But the higher the EU carbon price, the greater the imperative for a border adjustment tax to level the playing field, and to avert ‘carbon leakage’ to free riders. This will become ever more necessary as the ETS scheme is extended over time from the power sector to a wide range of tradable industries. Most companies are currently shielded by free carbon credits.
The German chambers of industry and commerce (DIHK) said “politically-induced rises in CO2 prices are only sustainable if at the same time compensation is provided for hard-hit companies that are particularly affected.” It cited steel, aluminium, and cement producers, along with 900 mid-sized German contractors.
The EU logic is impeccable but how can the border tax be reconciled with countries such as the US that do not have a carbon price – though California and New England have permit schemes – and instead rely on other instruments to curb emissions?
The Biden administration is not hostile to the principle of a carbon border tax.

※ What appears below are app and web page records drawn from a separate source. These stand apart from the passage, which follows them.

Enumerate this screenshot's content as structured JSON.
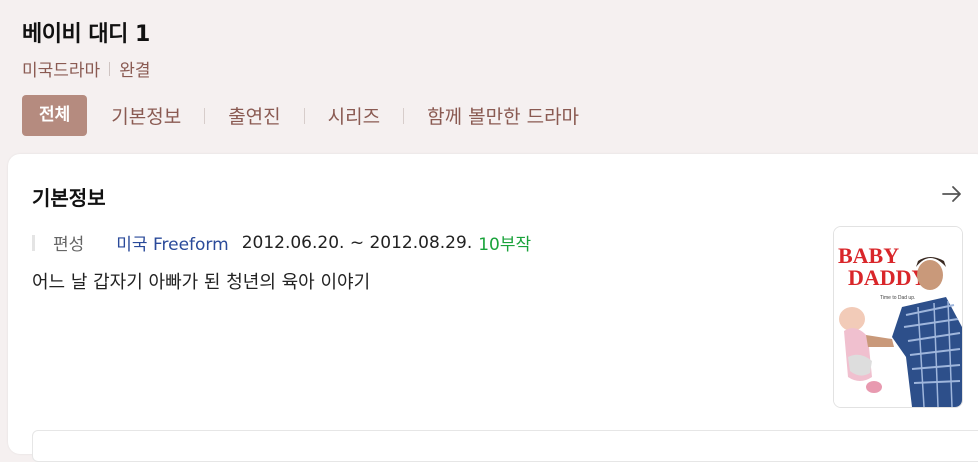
{
  "header": {
    "title": "베이비 대디 1",
    "meta": [
      "미국드라마",
      "완결"
    ],
    "tabs": [
      {
        "label": "전체",
        "active": true
      },
      {
        "label": "기본정보",
        "active": false
      },
      {
        "label": "출연진",
        "active": false
      },
      {
        "label": "시리즈",
        "active": false
      },
      {
        "label": "함께 볼만한 드라마",
        "active": false
      }
    ]
  },
  "basic_info": {
    "title": "기본정보",
    "arrow_icon": "arrow-right-icon",
    "broadcast_label": "편성",
    "channel": "미국 Freeform",
    "dates": "2012.06.20. ~ 2012.08.29.",
    "episodes": "10부작",
    "description": "어느 날 갑자기 아빠가 된 청년의 육아 이야기",
    "poster": {
      "title_line1": "BABY",
      "title_line2": "DADDY",
      "tagline": "Time to Dad up."
    }
  },
  "colors": {
    "accent": "#b58b7f",
    "brand_text": "#8a5a52",
    "channel": "#2a4a9a",
    "episodes": "#1aa33b",
    "background": "#f5f0f0"
  }
}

The Democrat party platform last year called for a US version, leaving it no doubt that the target was Xi Jinping’s China. Treasury Secretary Janet Yellen has long favoured such an idea. But the White House has concluded that anything like a federal carbon tax is doomed in Congress. The administration is snookered.
Brussels has charged ahead anyway and risks turning what could be a cooperative Atlantic venture – a sort of trade Nato – into a fractious and chronic trade conflict. Could Liz Truss possibly proceed with her post-Brexit trade deals the UK went along with the EU plan as currently designed? Clearly she could not. So Brussels is inviting interminable friction with London as well.
“This is going to cause a furore and bog us down in all sorts of problems for little purpose,” said Tom Burke from the green energy think tank E3G. He blamed France’s Emmanuel Macron for pushing the border tax to the top of the EU agenda.
How does one measure the relative national carbon content of an imported Washington machine in any case? It is nigh impossible, as one can see in “Counting Carbon”, a brave effort by the UK’s Overseas Development Institute. “The literature quickly disappears into a thicket of diagonalized vectors, final demand matrices and Leontief inverses,” said Mr Liebreich.
What is the CO2 footprint of a car made from parts in thirty countries and shipped criss-cross in Brownian motion, or the footprint of an Apple iPhone made with components from the US, China, Korea, Taiwan, Japan, the UK, France, Germany and Denmark? Even the great Wassily Leontief would struggle with this.
“China can simply redirect its low carbon production to the EU and ship dirty production elsewhere,” said Michael Jacobs, Gordon Brown’s former climate adviser and now at Sheffield University. “The biggest impact is going to be on places like Turkey, Ukraine, or North Africa just outside the EU that produce cement and steel,” he said.
Does the energy and climate wing of Ursula von der Leyen’s commission talk to colleagues in the foreign policy and defence wing?
This opening salvo from the commission is the start of a long winding road. The European Parliament will want to make it tougher. East European states in the EU Council will want to make it weaker. Corporate lobbyists will fight tooth and claw to secure exemptions.
You could say the EU’s negotiating tactic is already working: one reason why China is introducing its own carbon trading scheme is precisely because it fears border taxes by the Western axis.
But the risk of screwing up COP26 in Glasgow surely outweighs any advantage at this juncture if the objective is to fight climate change, while the refusal to heed the warnings of the Biden White House reduces Western leverage.
The EU has been admirably ambitious but it is also trying to impose its internal regulatory policy and methods on the world through trade policy as if it were the global hegemon. It is not the hegemon.